Like NAFTA, the U.S.-Colombia FTA would subject Colombian farmers to immediate competition with U.S. exports on a broad range of agricultural products. While prices are high for now, many Colombian farmers will find it difficult to compete with goods whose prices can vary so dramatically. As in Mexico under NAFTA, tariffs on corn and a few other sensitive products will gradually be phased out over a number of years (although the agreement does allow countries to speed up that transition). Mexico's economy in the wake of NAFTA demonstrated that even a long transition may be inadequate when there are no real alternatives in place for rural employment. Over two million farmers were displaced from agricultural livelihoods and compelled to migrate to urban areas or the United States to find work.
The 2008 food price crisis taught governments around the world how important it is to have tools to shield key markets from extremes so they can rebuild food systems. Conversely, the White House fact sheets on the U.S.-Colombia Trade Promotion Agreement announce an immediate elimination of Colombia's use of variable tariffs on agricultural products. With these tariffs essentially removed, Colombia has little capacity to protect fragile small-holder Colombian farmers. Unable to compete, some Colombian farmers will abandon farming while others will likely turn to coca crops for the drug trade.
As the process of economic globalization continues and the U.S. seeks to tie more and more countries into free trade agreements, economies have become so connected that price changes in one country echo around the world. Both farmers and consumers will be left at the mercy of volatile prices and markets rather than building a new approach that ensures a fair and resilient food system.
Faith in action:
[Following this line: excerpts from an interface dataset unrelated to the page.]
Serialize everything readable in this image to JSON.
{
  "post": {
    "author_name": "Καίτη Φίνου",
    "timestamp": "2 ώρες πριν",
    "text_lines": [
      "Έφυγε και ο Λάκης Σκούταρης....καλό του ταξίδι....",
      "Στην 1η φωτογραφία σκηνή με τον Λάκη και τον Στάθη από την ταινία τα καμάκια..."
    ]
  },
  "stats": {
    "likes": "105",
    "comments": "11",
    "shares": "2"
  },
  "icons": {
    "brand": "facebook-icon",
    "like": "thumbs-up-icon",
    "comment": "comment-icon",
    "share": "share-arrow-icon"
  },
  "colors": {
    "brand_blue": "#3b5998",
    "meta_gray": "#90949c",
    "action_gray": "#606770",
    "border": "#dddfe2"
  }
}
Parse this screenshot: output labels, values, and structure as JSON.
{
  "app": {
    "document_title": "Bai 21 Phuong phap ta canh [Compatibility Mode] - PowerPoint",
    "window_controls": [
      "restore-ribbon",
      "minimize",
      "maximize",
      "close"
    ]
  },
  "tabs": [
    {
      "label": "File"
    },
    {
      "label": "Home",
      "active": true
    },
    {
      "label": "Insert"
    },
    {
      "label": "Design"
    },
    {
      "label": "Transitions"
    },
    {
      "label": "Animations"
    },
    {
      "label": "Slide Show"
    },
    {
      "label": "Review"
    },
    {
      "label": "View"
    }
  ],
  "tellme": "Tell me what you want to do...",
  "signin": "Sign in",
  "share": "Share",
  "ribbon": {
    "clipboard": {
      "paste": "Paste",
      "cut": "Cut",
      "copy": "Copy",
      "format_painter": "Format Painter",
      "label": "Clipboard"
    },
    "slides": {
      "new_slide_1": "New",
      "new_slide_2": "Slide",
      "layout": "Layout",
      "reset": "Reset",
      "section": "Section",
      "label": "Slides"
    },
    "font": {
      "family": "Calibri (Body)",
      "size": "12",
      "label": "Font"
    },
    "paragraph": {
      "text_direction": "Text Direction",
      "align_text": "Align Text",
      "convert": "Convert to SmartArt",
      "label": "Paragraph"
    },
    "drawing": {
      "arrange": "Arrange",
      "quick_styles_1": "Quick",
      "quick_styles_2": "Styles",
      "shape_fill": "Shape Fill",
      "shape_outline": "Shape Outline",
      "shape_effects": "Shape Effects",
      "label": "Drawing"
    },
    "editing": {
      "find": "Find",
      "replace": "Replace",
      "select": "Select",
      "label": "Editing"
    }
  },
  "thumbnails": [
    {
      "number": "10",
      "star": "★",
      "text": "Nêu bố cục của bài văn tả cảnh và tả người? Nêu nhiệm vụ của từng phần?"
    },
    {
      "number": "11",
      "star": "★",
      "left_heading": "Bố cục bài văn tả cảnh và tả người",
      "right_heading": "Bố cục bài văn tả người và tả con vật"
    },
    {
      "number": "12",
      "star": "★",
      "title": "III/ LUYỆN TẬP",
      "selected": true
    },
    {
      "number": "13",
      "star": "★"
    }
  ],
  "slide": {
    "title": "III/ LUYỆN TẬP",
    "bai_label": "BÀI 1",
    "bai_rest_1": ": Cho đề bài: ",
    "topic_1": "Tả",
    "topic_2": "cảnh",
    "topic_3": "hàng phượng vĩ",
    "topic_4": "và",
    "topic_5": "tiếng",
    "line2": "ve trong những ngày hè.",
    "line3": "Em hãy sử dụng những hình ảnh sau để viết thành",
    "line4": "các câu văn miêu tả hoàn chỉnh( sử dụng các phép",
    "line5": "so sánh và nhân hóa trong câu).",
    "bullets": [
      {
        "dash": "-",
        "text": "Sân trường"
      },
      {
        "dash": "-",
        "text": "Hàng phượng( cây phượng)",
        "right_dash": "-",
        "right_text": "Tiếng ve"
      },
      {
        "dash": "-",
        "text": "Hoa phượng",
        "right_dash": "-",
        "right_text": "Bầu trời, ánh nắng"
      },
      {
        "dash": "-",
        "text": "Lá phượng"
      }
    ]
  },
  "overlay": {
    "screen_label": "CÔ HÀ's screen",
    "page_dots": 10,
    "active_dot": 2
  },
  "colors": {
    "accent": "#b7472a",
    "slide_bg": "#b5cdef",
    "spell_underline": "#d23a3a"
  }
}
The U.S.-Colombia trade agreement is expected to be presented for a vote in the next few months. When that happens, ask your member of Congress to oppose it.